In2012, we were obliged to use legal pressure to motivate the then Health Minister to respond to our request. We finally received a letter from the Health Minister informing us that our request for an exemption under Section 56 was denied, despite the exemption in principle received in 2006 and the complete support of the Office of Controlled Substances.
In late 2013, aware that the UDV intended to expand into Canada, Madrinha Jessica Rochester asked Jeffrey Bronfman of the UDV USA, a personal friend of hers for many years, whether UDV and Céu do Montréal could combine their efforts in the legalization process. The combination of his success in 2006 with the United States Supreme Court and Céu do Montréal’s efforts and support from the Office of Controlled Substances since 2001 seemed like the right formula to achieve our shared goal.
Our main strategy was not to go to court but to educate the Canadian government on our religions within the various stake-holding departments. In the Federal election of autumn 2015 a Liberal majority swept out the Conservative party. We now had the best hopes for the new government to support Health Canada’s original decision; one based on science and evidence of the legitimacy of our religion and the safety of our practices.
At their request, we submitted a new application to the Office of Controlled Substances. Our request for a Section 56 Exemption to import and serve our Sacrament in our rituals was granted in June 2017. At the same time, the UDV also received their exemption. The permit was granted for two years and is renewable.
The main concerns of Health Canada are:
- the health and safety of the members and visitors;
- non-diversion of the Santo Daime sacrament; that is, authorized ritual use only.
Health Canada required proof that:
- the Santo Daime is a legitimate religion;
- the Santo Daime sacrament is safe when served within the ritual norms, and with the appropriate screening for participants;
- Céu do Montréal is a non-profit Part IICorporation, a legal entity in good standing;
- Céu do Montréal is a single-sacrament church (meaning its members do not consume Cannabis sativa, known in the context of some Santo Daime branches as “Santa Maria”);
- the church leader is qualified;
- only designated members of Céu do Montréal, who are registered with the Office of Controlled Substances, are able to import, transport, possess, and serve the Santo Daime sacrament on behalf of the church;
- the supply of the sacrament comes from a legitimate, registered Brazilian Santo Daime Church; in this case, Céu Sagrado of Sorocaba, with whom Céu do Montréal has a legal contract for the exportation of the Santo Daime sacrament;
- international transportation and shipping of the sacrament adheres to guidelines established by the Office of Controlled Substances;
- the sacrament is stored, transported, and served under the guidelines established by the Office of Controlled Substances;
- members and visitors are screened for any health or medication contraindications and that members and visitors follow the necessary dietary guidelines before, and after, participating in the Santo Daime rituals.
Through our efforts, we have made it possible, in principle, for others to obtain an exemption; however, the exemption granted to Céu do Montréal does not mean that the use of Ayahuasca, or the Santo Daime sacrament, is legal in Canada.
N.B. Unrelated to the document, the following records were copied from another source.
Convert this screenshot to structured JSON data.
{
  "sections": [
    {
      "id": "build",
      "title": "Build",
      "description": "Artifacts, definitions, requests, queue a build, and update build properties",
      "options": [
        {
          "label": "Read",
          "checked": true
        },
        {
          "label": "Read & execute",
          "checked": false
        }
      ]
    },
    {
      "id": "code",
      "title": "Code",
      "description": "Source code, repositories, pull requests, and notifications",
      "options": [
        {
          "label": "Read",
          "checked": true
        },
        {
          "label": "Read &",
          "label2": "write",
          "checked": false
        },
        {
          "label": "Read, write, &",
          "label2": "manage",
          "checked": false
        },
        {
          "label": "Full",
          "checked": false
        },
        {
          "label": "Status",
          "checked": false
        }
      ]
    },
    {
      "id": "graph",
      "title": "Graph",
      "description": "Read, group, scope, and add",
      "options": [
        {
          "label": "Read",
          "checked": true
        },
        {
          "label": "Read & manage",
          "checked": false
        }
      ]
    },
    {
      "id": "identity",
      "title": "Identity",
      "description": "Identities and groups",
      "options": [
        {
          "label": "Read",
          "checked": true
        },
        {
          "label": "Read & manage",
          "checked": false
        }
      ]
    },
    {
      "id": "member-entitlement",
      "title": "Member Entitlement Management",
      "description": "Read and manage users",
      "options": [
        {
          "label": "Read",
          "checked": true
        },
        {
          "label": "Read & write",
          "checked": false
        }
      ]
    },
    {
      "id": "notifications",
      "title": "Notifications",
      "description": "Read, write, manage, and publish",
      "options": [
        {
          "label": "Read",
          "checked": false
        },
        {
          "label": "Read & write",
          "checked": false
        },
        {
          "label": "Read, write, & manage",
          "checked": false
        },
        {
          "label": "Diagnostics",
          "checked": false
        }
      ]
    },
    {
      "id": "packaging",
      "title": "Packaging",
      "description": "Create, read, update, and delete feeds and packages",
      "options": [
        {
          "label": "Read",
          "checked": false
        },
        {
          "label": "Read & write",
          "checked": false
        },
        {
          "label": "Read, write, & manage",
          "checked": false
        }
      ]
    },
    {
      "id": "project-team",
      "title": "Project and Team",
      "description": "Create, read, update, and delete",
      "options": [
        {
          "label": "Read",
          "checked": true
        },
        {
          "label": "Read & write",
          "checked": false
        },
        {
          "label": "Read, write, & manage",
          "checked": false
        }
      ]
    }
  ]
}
Each legitimate organization must apply to Health Canada for its own exemption, and for all information regarding the exemption process. Any importation or activities conducted with Ayahuasca or Santo Daime without a Section 56 exemption from Health Canada remains illegal in Canada.
Through the years, many people have contributed different forms of support. We offer gratitude to all those who have provided Céu do Montréal with practical, moral, spiritual and financial assistance. We also wish to acknowledge Jeffrey Bronfman of the UDV USA for his collaboration and support.
For more information on regulations: CONAD Recommendations : Ayahuasca, Entheogenic Education & Public Policy, Ken Tupper Ph.D. PDF